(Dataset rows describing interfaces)
[Start of Attachment]

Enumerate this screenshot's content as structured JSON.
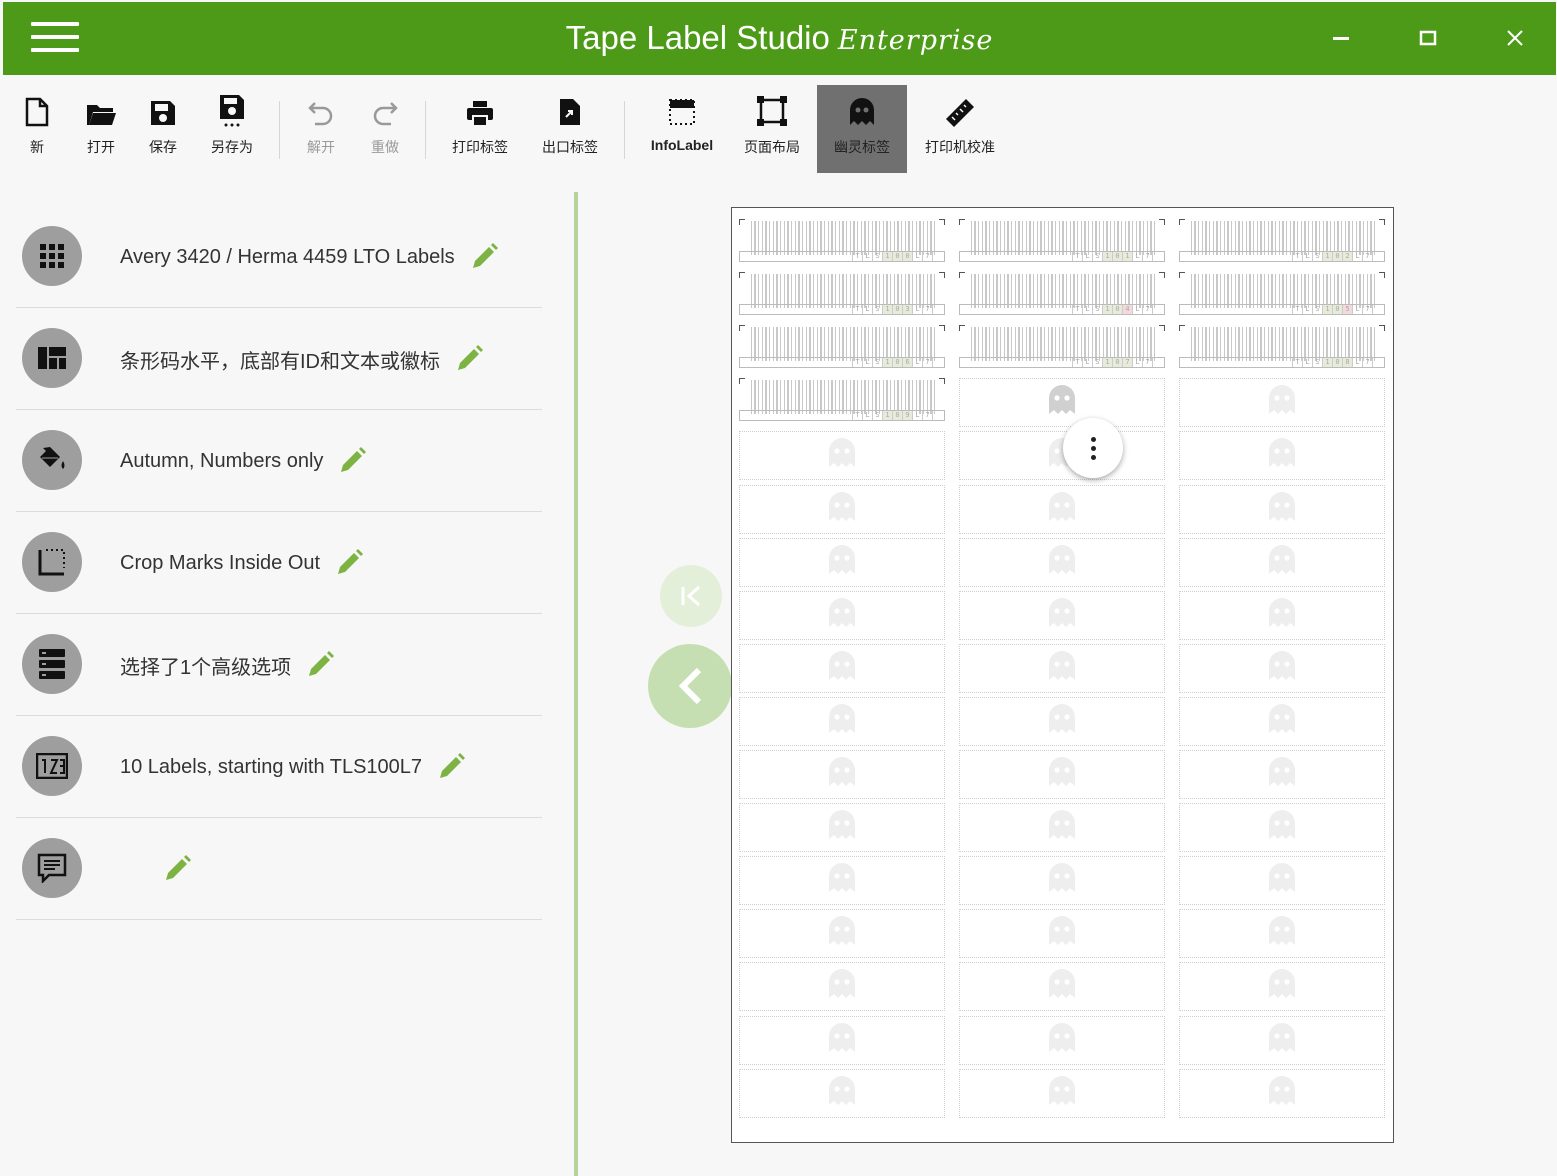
{
  "window": {
    "title": "Tape Label Studio",
    "edition": "Enterprise"
  },
  "toolbar": {
    "new": "新",
    "open": "打开",
    "save": "保存",
    "save_as": "另存为",
    "undo": "解开",
    "redo": "重做",
    "print_labels": "打印标签",
    "export_labels": "出口标签",
    "info_label": "InfoLabel",
    "page_layout": "页面布局",
    "ghost_labels": "幽灵标签",
    "printer_calibration": "打印机校准"
  },
  "settings": [
    {
      "icon": "grid-icon",
      "label": "Avery 3420 / Herma 4459 LTO Labels"
    },
    {
      "icon": "layout-icon",
      "label": "条形码水平，底部有ID和文本或徽标"
    },
    {
      "icon": "paint-bucket-icon",
      "label": "Autumn, Numbers only"
    },
    {
      "icon": "crop-marks-icon",
      "label": "Crop Marks Inside Out"
    },
    {
      "icon": "storage-icon",
      "label": "选择了1个高级选项"
    },
    {
      "icon": "counter-icon",
      "label": "10 Labels, starting with TLS100L7"
    },
    {
      "icon": "comment-icon",
      "label": ""
    }
  ],
  "sheet": {
    "columns": 3,
    "rows": 17,
    "filled_labels": [
      {
        "id": "TLS100L7"
      },
      {
        "id": "TLS101L7"
      },
      {
        "id": "TLS102L7"
      },
      {
        "id": "TLS103L7"
      },
      {
        "id": "TLS104L7"
      },
      {
        "id": "TLS105L7"
      },
      {
        "id": "TLS106L7"
      },
      {
        "id": "TLS107L7"
      },
      {
        "id": "TLS108L7"
      },
      {
        "id": "TLS109L7"
      }
    ]
  },
  "colors": {
    "brand": "#4c9a18",
    "accent_pencil": "#7cb342",
    "icon_circle": "#9e9e9e"
  }
}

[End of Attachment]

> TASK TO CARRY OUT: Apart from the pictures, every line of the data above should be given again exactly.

> WRITTEN ANSWER:
Enumerate this screenshot's content as structured JSON.
{
  "window": {
    "title": "Tape Label Studio",
    "edition": "Enterprise"
  },
  "toolbar": {
    "new": "新",
    "open": "打开",
    "save": "保存",
    "save_as": "另存为",
    "undo": "解开",
    "redo": "重做",
    "print_labels": "打印标签",
    "export_labels": "出口标签",
    "info_label": "InfoLabel",
    "page_layout": "页面布局",
    "ghost_labels": "幽灵标签",
    "printer_calibration": "打印机校准"
  },
  "settings": [
    {
      "icon": "grid-icon",
      "label": "Avery 3420 / Herma 4459 LTO Labels"
    },
    {
      "icon": "layout-icon",
      "label": "条形码水平，底部有ID和文本或徽标"
    },
    {
      "icon": "paint-bucket-icon",
      "label": "Autumn, Numbers only"
    },
    {
      "icon": "crop-marks-icon",
      "label": "Crop Marks Inside Out"
    },
    {
      "icon": "storage-icon",
      "label": "选择了1个高级选项"
    },
    {
      "icon": "counter-icon",
      "label": "10 Labels, starting with TLS100L7"
    },
    {
      "icon": "comment-icon",
      "label": ""
    }
  ],
  "sheet": {
    "columns": 3,
    "rows": 17,
    "filled_labels": [
      {
        "id": "TLS100L7"
      },
      {
        "id": "TLS101L7"
      },
      {
        "id": "TLS102L7"
      },
      {
        "id": "TLS103L7"
      },
      {
        "id": "TLS104L7"
      },
      {
        "id": "TLS105L7"
      },
      {
        "id": "TLS106L7"
      },
      {
        "id": "TLS107L7"
      },
      {
        "id": "TLS108L7"
      },
      {
        "id": "TLS109L7"
      }
    ]
  },
  "colors": {
    "brand": "#4c9a18",
    "accent_pencil": "#7cb342",
    "icon_circle": "#9e9e9e"
  }
}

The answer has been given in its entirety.